Report every line of the records that includes the word "icon".

Information shown
◇ ◇ ◇ ◇ ◇ ◇ ◇
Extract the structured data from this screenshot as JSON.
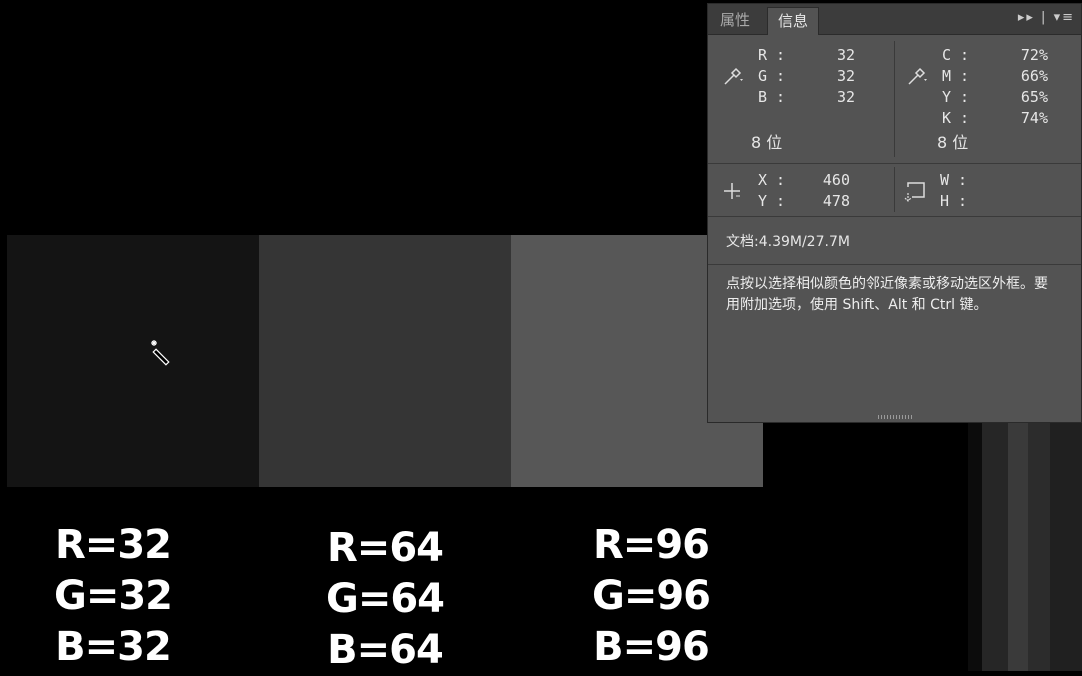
{
  "swatches": [
    {
      "color": "#141414",
      "label_lines": [
        "R=32",
        "G=32",
        "B=32"
      ]
    },
    {
      "color": "#353535",
      "label_lines": [
        "R=64",
        "G=64",
        "B=64"
      ]
    },
    {
      "color": "#575757",
      "label_lines": [
        "R=96",
        "G=96",
        "B=96"
      ]
    }
  ],
  "cursor": {
    "icon": "magic-wand-icon"
  },
  "panel": {
    "tabs": [
      {
        "label": "属性",
        "active": false
      },
      {
        "label": "信息",
        "active": true
      }
    ],
    "tab_controls": "▸▸ | ▾≡",
    "rgb": {
      "icon": "eyedropper-icon",
      "rows": [
        {
          "key": "R :",
          "value": "32"
        },
        {
          "key": "G :",
          "value": "32"
        },
        {
          "key": "B :",
          "value": "32"
        }
      ],
      "bit_depth": "8 位"
    },
    "cmyk": {
      "icon": "eyedropper-icon",
      "rows": [
        {
          "key": "C :",
          "value": "72%"
        },
        {
          "key": "M :",
          "value": "66%"
        },
        {
          "key": "Y :",
          "value": "65%"
        },
        {
          "key": "K :",
          "value": "74%"
        }
      ],
      "bit_depth": "8 位"
    },
    "position": {
      "icon": "crosshair-icon",
      "rows": [
        {
          "key": "X :",
          "value": "460"
        },
        {
          "key": "Y :",
          "value": "478"
        }
      ]
    },
    "size": {
      "icon": "selection-size-icon",
      "rows": [
        {
          "key": "W :",
          "value": ""
        },
        {
          "key": "H :",
          "value": ""
        }
      ]
    },
    "doc_info": "文档:4.39M/27.7M",
    "hint": "点按以选择相似颜色的邻近像素或移动选区外框。要用附加选项，使用 Shift、Alt 和 Ctrl 键。"
  },
  "colors": {
    "background": "#000000",
    "panel_bg": "#535353",
    "tab_bar_bg": "#3c3c3c"
  }
}
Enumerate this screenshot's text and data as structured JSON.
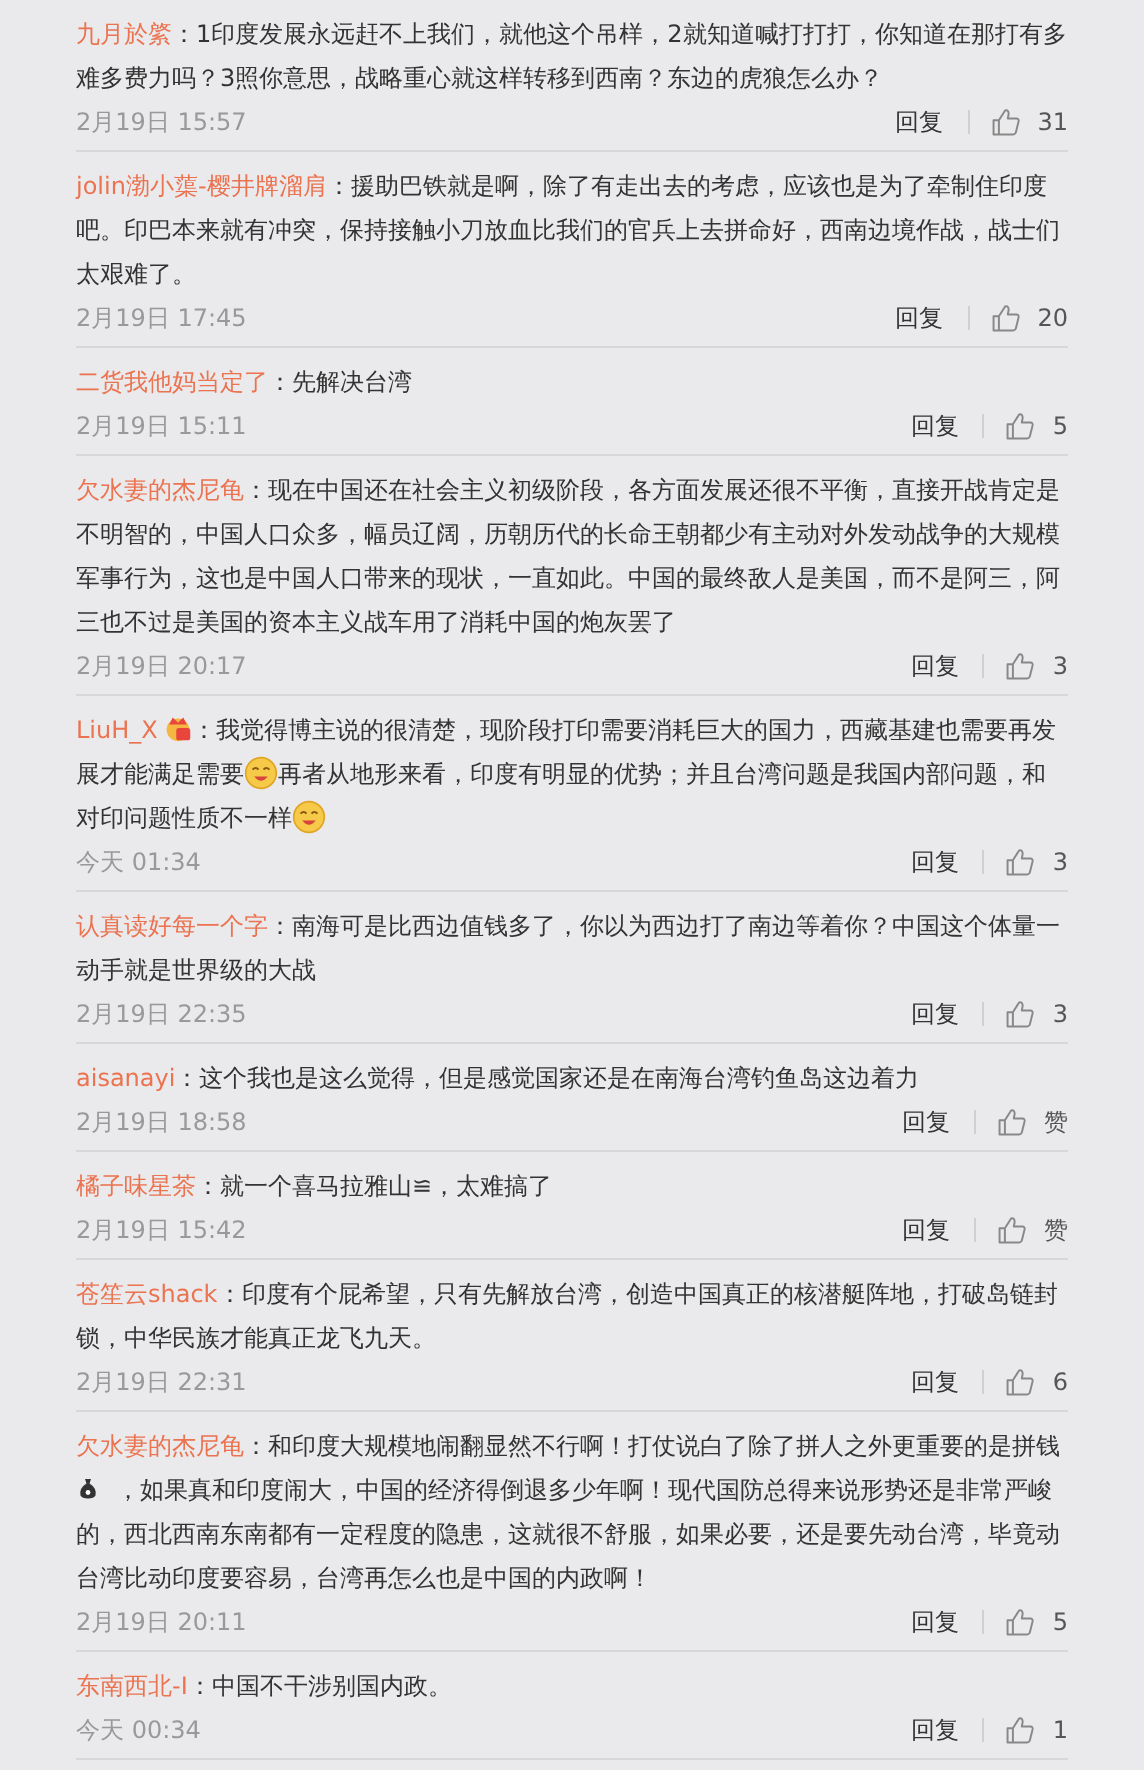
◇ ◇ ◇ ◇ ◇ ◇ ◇
The completed task
    "icon": "magic-wand-icon"
      "icon": "eyedropper-icon",
      "icon": "eyedropper-icon",
      "icon": "crosshair-icon",
      "icon": "selection-size-icon",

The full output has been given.